On that occasion, an entire army had been wiped out. We sent in ‘an army of retribution’ which did its best to devastate and intimidate the population then got the Hell out of there before it, too, was trapped by General Winter.
The incompetence of our first foray into Afghanistan was astonishing – but almost 200 years on, has it really changed all that much? I certainly don’t buy the idea that this time we were ‘not defeated’.
We were worn down, worn out and slunk away – undefeated ‘on the battlefield’ maybe, but defeated all the same. Another pointless, meaningless Afghan tragedy.
We now have a cover and we’re working on an audio book. ‘Close of Play’ is almost ready for its opening over.
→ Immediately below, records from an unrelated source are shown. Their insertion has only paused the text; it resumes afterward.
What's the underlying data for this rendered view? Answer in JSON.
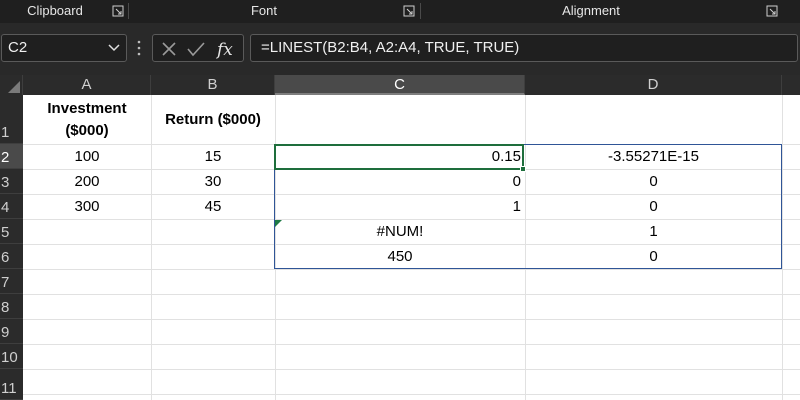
{
  "ribbon": {
    "groups": [
      {
        "label": "Clipboard"
      },
      {
        "label": "Font"
      },
      {
        "label": "Alignment"
      }
    ]
  },
  "formula_bar": {
    "name_box": "C2",
    "formula": "=LINEST(B2:B4, A2:A4, TRUE, TRUE)"
  },
  "columns": [
    "A",
    "B",
    "C",
    "D"
  ],
  "selected_column": "C",
  "rows": [
    "1",
    "2",
    "3",
    "4",
    "5",
    "6",
    "7",
    "8",
    "9",
    "10",
    "11"
  ],
  "selected_row": "2",
  "sheet": {
    "A1_line1": "Investment",
    "A1_line2": "($000)",
    "B1": "Return ($000)",
    "A2": "100",
    "B2": "15",
    "C2": "0.15",
    "D2": "-3.55271E-15",
    "A3": "200",
    "B3": "30",
    "C3": "0",
    "D3": "0",
    "A4": "300",
    "B4": "45",
    "C4": "1",
    "D4": "0",
    "C5": "#NUM!",
    "D5": "1",
    "C6": "450",
    "D6": "0"
  },
  "colors": {
    "active_cell_border": "#1e6e3c",
    "array_border": "#2f5597",
    "ribbon_bg": "#1f1f1f",
    "formula_bar_bg": "#292929"
  }
}
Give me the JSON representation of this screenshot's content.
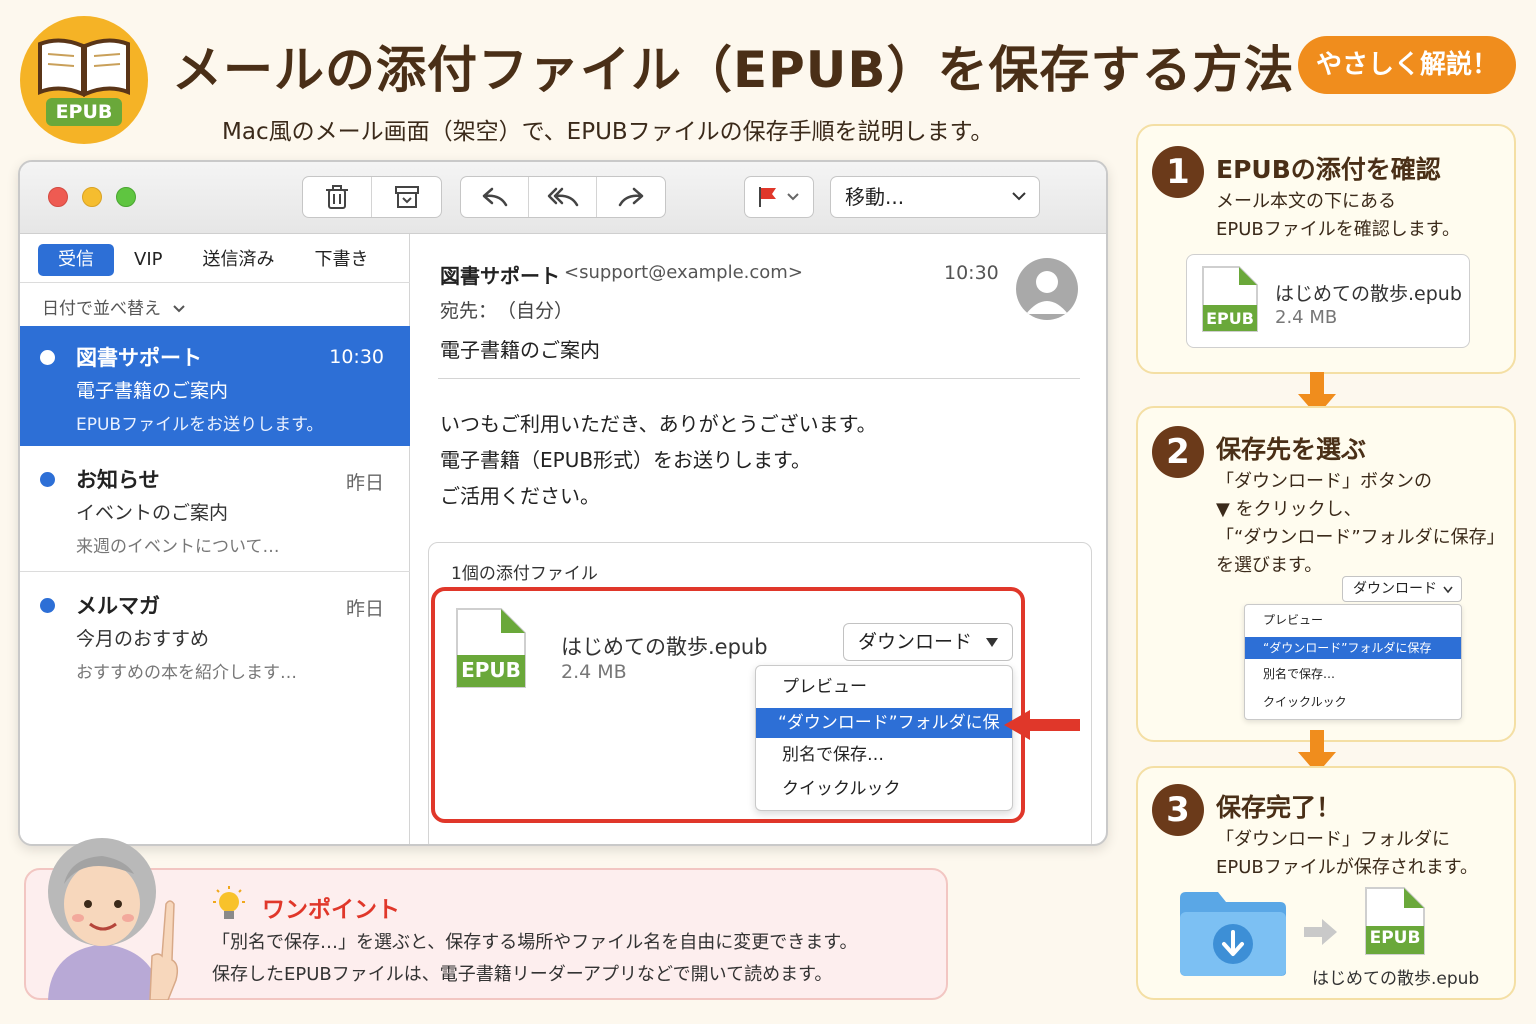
{
  "header": {
    "logo_badge": "EPUB",
    "title": "メールの添付ファイル（EPUB）を保存する方法",
    "badge": "やさしく解説！",
    "subtitle": "Mac風のメール画面（架空）で、EPUBファイルの保存手順を説明します。"
  },
  "toolbar": {
    "icons": [
      "trash-icon",
      "archive-icon",
      "reply-icon",
      "reply-all-icon",
      "forward-icon",
      "flag-icon"
    ],
    "move_label": "移動..."
  },
  "sidebar": {
    "tabs": [
      {
        "label": "受信",
        "active": true
      },
      {
        "label": "VIP",
        "active": false
      },
      {
        "label": "送信済み",
        "active": false
      },
      {
        "label": "下書き",
        "active": false
      }
    ],
    "sort_label": "日付で並べ替え",
    "messages": [
      {
        "from": "図書サポート",
        "time": "10:30",
        "subject": "電子書籍のご案内",
        "preview": "EPUBファイルをお送りします。",
        "selected": true
      },
      {
        "from": "お知らせ",
        "time": "昨日",
        "subject": "イベントのご案内",
        "preview": "来週のイベントについて…",
        "selected": false
      },
      {
        "from": "メルマガ",
        "time": "昨日",
        "subject": "今月のおすすめ",
        "preview": "おすすめの本を紹介します…",
        "selected": false
      }
    ]
  },
  "reader": {
    "from": "図書サポート",
    "address": "<support@example.com>",
    "time": "10:30",
    "to": "宛先：　（自分）",
    "subject": "電子書籍のご案内",
    "body": [
      "いつもご利用いただき、ありがとうございます。",
      "電子書籍（EPUB形式）をお送りします。",
      "ご活用ください。"
    ],
    "attachment": {
      "count_label": "1個の添付ファイル",
      "icon_label": "EPUB",
      "file_name": "はじめての散歩.epub",
      "file_size": "2.4 MB",
      "download_label": "ダウンロード",
      "menu": [
        "プレビュー",
        "“ダウンロード”フォルダに保存",
        "別名で保存…",
        "クイックルック"
      ],
      "highlighted_index": 1
    }
  },
  "tip": {
    "title": "ワンポイント",
    "lines": [
      "「別名で保存…」を選ぶと、保存する場所やファイル名を自由に変更できます。",
      "保存したEPUBファイルは、電子書籍リーダーアプリなどで開いて読めます。"
    ]
  },
  "steps": [
    {
      "number": "1",
      "title": "EPUBの添付を確認",
      "text": [
        "メール本文の下にある",
        "EPUBファイルを確認します。"
      ],
      "file_icon_label": "EPUB",
      "file_name": "はじめての散歩.epub",
      "file_size": "2.4 MB"
    },
    {
      "number": "2",
      "title": "保存先を選ぶ",
      "text": [
        "「ダウンロード」ボタンの",
        "▼ をクリックし、",
        "「“ダウンロード”フォルダに保存」",
        "を選びます。"
      ],
      "download_label": "ダウンロード",
      "menu": [
        "プレビュー",
        "“ダウンロード”フォルダに保存",
        "別名で保存…",
        "クイックルック"
      ]
    },
    {
      "number": "3",
      "title": "保存完了！",
      "text": [
        "「ダウンロード」フォルダに",
        "EPUBファイルが保存されます。"
      ],
      "file_icon_label": "EPUB",
      "file_name": "はじめての散歩.epub"
    }
  ],
  "colors": {
    "accent_blue": "#2d6fd6",
    "highlight_red": "#e0372a",
    "orange": "#f08d1d",
    "epub_green": "#6aa83a",
    "title_brown": "#4a2f17"
  }
}
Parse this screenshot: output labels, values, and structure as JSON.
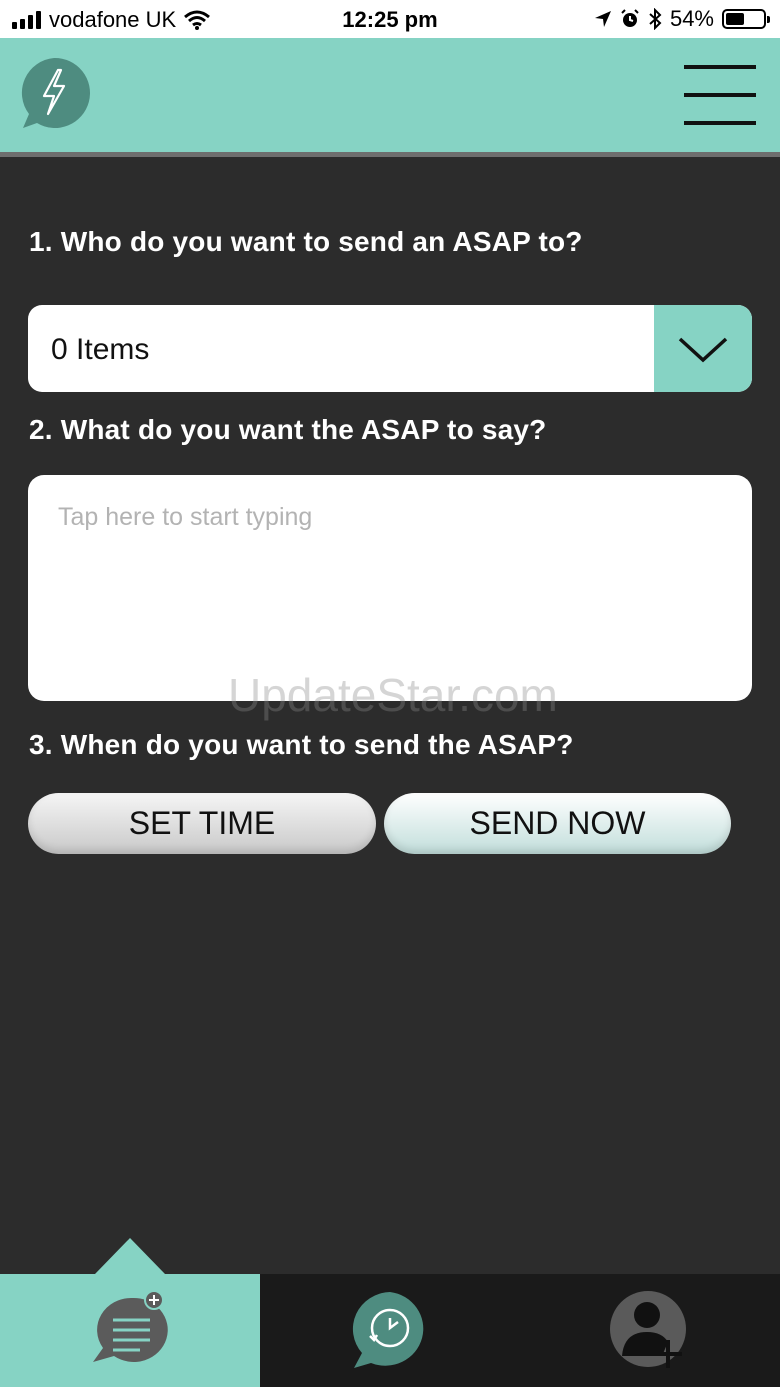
{
  "status_bar": {
    "carrier": "vodafone UK",
    "time": "12:25 pm",
    "battery_percent": "54%",
    "battery_level": 0.54
  },
  "header": {
    "logo_icon": "lightning-speech-bubble-icon",
    "menu_icon": "hamburger-menu-icon"
  },
  "form": {
    "q1": "1. Who do you want to send an ASAP to?",
    "recipients_value": "0 Items",
    "q2": "2. What do you want the ASAP to say?",
    "message_placeholder": "Tap here to start typing",
    "q3": "3. When do you want to send the ASAP?",
    "set_time_label": "SET TIME",
    "send_now_label": "SEND NOW"
  },
  "watermark": "UpdateStar.com",
  "bottom_nav": {
    "items": [
      {
        "icon": "compose-message-icon",
        "active": true
      },
      {
        "icon": "scheduled-history-icon",
        "active": false
      },
      {
        "icon": "add-contact-icon",
        "active": false
      }
    ]
  },
  "colors": {
    "accent": "#86d3c4",
    "background": "#2c2c2c",
    "icon_dark": "#4e8c80"
  }
}
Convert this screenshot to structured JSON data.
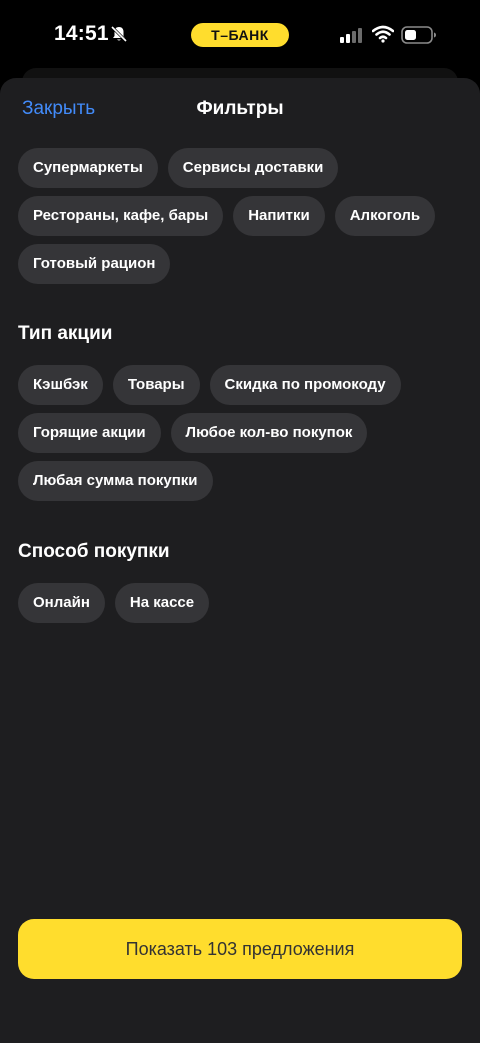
{
  "status_bar": {
    "time": "14:51",
    "bank_label": "Т–БАНК",
    "icons": [
      "bell-slash-icon",
      "signal-icon",
      "wifi-icon",
      "battery-icon"
    ]
  },
  "header": {
    "close_label": "Закрыть",
    "title": "Фильтры"
  },
  "categories": {
    "chips": [
      "Супермаркеты",
      "Сервисы доставки",
      "Рестораны, кафе, бары",
      "Напитки",
      "Алкоголь",
      "Готовый рацион"
    ]
  },
  "promo_type": {
    "title": "Тип акции",
    "chips": [
      "Кэшбэк",
      "Товары",
      "Скидка по промокоду",
      "Горящие акции",
      "Любое кол-во покупок",
      "Любая сумма покупки"
    ]
  },
  "purchase_method": {
    "title": "Способ покупки",
    "chips": [
      "Онлайн",
      "На кассе"
    ]
  },
  "cta": {
    "label": "Показать 103 предложения"
  },
  "colors": {
    "accent_yellow": "#ffdd2d",
    "link_blue": "#428bf9",
    "sheet_bg": "#1e1e20",
    "chip_bg": "#353538"
  }
}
For more info about the book, please go to www.close-of-play.co.uk or just buy it from Amazon.
I’ve recently finished a new, short novel called ‘Close of Play’ about plans to build a housing estate on a village cricket ground. It’s an amusing little number and preview copies are already available on Amazon. I say preview advisedly because I haven’t even seen them yet (waiting for a few samples from the printer) and they will definitely be revised, changed and generally improved. But if you’re reading this, feel free to buy a copy in its raw state.
I’m trying to put together a separate website
called ‘High Water’, which is the title of a little booklet I’m planning to produce consisting of 22 poems the picture here is the basis for the cover and the title).
Some of them are OK, some are doggerel; that is to say, bits of rhyme which make some sense but are hardly great art. Still, this is an innovation for me and some of these poems are on topical issues (the Great Pandemic, for instance) which means they won’t be in the booklet because they will be out of date before anything ever gets printed.
Still, if you have read this far, have a look at the High Water website (which, please bear in mind) is still a work in progress. It’s not as if we have all the time in the world to get the thing right. Oh? Actually we do have all the time in the world. Ah well, it requires expertise which some of us may not possess in abundance. Anyway, here it is…